On Tuesday, the House voted on the Budget motion. All the promises contained in the government’s 300-odd page Budget remain promises, whether the Budget motion passes or not. The motion itself is twelve words : “that this House approves in general the Budgetary Policy of the Government”. Ontarians don’t approve of higher debt, fire sales of public assets, waste, and service cuts. Were the Budget motion to fail, the government would have to resign and call an election. We couldn’t support the budget; however, the government’s majority ensured its passage.
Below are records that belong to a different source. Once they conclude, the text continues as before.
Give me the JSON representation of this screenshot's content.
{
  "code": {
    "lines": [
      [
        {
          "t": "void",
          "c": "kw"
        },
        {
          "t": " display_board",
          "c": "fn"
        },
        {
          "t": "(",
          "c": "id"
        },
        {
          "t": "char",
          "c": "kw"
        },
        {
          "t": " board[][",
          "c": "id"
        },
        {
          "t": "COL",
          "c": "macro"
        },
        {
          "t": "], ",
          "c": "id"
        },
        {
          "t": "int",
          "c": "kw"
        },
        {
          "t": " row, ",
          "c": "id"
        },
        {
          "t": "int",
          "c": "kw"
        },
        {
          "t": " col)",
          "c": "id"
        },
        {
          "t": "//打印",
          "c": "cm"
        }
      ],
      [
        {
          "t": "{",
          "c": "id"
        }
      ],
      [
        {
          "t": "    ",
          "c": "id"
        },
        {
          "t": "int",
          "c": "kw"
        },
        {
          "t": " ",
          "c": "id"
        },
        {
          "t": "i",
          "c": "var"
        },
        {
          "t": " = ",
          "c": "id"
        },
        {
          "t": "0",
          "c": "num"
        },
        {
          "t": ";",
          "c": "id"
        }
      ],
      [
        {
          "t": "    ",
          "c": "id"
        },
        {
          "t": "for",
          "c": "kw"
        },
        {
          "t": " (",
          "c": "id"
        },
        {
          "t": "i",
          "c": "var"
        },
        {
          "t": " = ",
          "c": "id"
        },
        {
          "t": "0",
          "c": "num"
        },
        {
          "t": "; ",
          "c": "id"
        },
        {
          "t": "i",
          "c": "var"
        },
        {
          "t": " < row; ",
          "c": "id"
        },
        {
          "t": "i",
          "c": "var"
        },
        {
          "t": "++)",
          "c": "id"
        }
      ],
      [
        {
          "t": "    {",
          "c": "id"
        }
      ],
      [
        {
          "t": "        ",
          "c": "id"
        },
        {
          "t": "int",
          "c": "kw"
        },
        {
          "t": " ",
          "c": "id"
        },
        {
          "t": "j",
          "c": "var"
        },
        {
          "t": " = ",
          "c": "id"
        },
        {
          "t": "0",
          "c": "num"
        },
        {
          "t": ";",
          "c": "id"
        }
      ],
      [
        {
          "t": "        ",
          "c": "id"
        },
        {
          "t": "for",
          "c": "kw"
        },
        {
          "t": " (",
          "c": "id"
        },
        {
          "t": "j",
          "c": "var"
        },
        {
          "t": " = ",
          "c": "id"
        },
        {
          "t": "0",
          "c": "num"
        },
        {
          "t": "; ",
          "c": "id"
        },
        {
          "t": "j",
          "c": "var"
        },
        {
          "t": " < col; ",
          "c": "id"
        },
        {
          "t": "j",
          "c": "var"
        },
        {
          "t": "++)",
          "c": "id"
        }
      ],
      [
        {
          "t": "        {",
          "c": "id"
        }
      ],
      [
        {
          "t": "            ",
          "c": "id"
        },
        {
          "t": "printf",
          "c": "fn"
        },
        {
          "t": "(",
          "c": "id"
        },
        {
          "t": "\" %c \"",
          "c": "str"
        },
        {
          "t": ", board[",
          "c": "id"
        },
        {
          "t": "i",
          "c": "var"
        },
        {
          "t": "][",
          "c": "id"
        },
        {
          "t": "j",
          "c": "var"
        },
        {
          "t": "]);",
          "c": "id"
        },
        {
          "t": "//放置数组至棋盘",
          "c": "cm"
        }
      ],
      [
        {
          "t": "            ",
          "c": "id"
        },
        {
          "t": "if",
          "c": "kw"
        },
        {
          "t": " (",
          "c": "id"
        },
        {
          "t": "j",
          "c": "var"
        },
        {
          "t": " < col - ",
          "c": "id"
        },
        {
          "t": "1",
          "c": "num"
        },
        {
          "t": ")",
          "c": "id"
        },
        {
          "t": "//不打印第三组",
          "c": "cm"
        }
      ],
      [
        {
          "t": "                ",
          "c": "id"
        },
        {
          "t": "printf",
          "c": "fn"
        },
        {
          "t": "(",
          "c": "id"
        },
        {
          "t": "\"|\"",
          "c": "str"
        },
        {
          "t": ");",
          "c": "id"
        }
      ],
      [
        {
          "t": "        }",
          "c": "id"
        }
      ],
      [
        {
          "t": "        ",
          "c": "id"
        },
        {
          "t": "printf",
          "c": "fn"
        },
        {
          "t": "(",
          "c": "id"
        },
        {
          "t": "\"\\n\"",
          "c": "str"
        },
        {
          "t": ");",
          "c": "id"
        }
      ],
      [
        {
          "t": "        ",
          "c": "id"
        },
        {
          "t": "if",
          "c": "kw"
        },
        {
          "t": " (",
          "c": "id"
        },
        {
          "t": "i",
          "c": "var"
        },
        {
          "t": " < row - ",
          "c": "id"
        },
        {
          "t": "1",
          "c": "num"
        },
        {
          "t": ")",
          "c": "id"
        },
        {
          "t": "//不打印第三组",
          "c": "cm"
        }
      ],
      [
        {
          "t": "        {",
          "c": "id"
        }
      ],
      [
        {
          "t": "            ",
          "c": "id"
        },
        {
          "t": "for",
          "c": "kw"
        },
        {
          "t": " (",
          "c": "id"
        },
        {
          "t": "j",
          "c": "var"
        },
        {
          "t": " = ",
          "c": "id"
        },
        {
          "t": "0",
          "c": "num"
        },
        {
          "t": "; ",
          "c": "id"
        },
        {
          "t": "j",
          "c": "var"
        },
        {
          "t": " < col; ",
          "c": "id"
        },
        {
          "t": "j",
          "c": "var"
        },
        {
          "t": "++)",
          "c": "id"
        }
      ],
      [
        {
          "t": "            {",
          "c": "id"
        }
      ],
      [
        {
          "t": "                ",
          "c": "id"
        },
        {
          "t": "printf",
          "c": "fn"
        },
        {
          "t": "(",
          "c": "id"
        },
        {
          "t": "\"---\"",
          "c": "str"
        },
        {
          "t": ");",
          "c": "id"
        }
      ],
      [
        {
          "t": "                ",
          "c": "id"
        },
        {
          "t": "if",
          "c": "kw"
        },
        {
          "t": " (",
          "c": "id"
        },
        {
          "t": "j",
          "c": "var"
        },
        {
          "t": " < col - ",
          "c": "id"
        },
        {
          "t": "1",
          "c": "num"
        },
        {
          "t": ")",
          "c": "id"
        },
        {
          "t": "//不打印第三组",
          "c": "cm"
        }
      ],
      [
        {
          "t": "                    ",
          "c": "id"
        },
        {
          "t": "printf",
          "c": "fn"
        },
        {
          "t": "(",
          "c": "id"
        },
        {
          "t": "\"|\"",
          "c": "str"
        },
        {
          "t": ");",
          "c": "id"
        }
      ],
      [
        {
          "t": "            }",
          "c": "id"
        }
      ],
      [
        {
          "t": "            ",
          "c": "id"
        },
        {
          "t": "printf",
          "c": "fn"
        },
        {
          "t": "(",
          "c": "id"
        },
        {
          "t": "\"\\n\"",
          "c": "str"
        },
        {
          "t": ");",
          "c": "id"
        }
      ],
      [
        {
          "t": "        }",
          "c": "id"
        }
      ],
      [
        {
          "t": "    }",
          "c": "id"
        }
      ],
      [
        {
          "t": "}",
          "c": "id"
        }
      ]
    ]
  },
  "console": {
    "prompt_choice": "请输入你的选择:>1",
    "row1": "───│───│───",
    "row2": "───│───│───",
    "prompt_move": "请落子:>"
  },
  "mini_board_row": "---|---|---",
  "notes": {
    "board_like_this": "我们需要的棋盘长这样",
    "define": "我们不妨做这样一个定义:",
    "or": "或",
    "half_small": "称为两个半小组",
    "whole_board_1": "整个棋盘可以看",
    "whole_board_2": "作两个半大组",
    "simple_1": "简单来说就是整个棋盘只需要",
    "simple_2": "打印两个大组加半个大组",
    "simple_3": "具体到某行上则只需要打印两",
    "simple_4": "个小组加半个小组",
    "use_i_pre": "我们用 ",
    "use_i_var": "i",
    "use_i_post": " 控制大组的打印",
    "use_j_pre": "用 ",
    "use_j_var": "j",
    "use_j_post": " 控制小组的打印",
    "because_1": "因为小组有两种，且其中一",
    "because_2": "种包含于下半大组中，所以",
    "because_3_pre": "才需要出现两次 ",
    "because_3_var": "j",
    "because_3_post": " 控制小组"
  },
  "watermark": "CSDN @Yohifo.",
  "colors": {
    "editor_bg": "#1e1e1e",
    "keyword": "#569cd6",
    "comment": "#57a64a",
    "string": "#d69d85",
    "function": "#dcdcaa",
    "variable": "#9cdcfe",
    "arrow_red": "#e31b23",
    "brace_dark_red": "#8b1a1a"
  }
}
With less than two weeks left, the government finally introduced Bill 132 – the legislation designed to implement the hydro rate reduction plan they’ve been announcing since February. After less than a day’s debate, the government cut the debate short and forced a time-allocation vote on the Bill. It has been referred to the Justice Committee for examination during the Victoria Day constituency week, and we expect the final vote to take place in the last week of the month. We oppose the Bill for several reasons. First, it reintroduces the Debt Retirement Charge, but it will be four times more expensive than the previous one. Secondly, the Bill does nothing to reduce the high generation costs the government has created; it simply spreads those costs over 30 years. The government’s plan to pay unaffordable green energy contracts and waste in installments rather than at the time the bills are due will cost Ontarians an additional $25 billion, with most of the costs coming onto our bills after the 2018 election. The political nature and intent of Bill 132 are evident, and Ontarians should see right through it.
On Thursday, the Government again voted against our proposal to protect health professionals’ conscience rights when asked to provide Medically Assisted Dying services, causing many physicians, nurses and other health workers great concern. Bill 65 received Third Reading, bringing back photo radar but lacking protections for students using school busses. We unanimously passed Bill 92 to tackle human trafficking in the Province. In the coming weeks we will debate a Seniors’ Transit Tax Credit and a foreign buyers’ tax, contained in the government’s Bill 134. I look forward to bringing our residents’ views on affordability and mobility to the Legislature.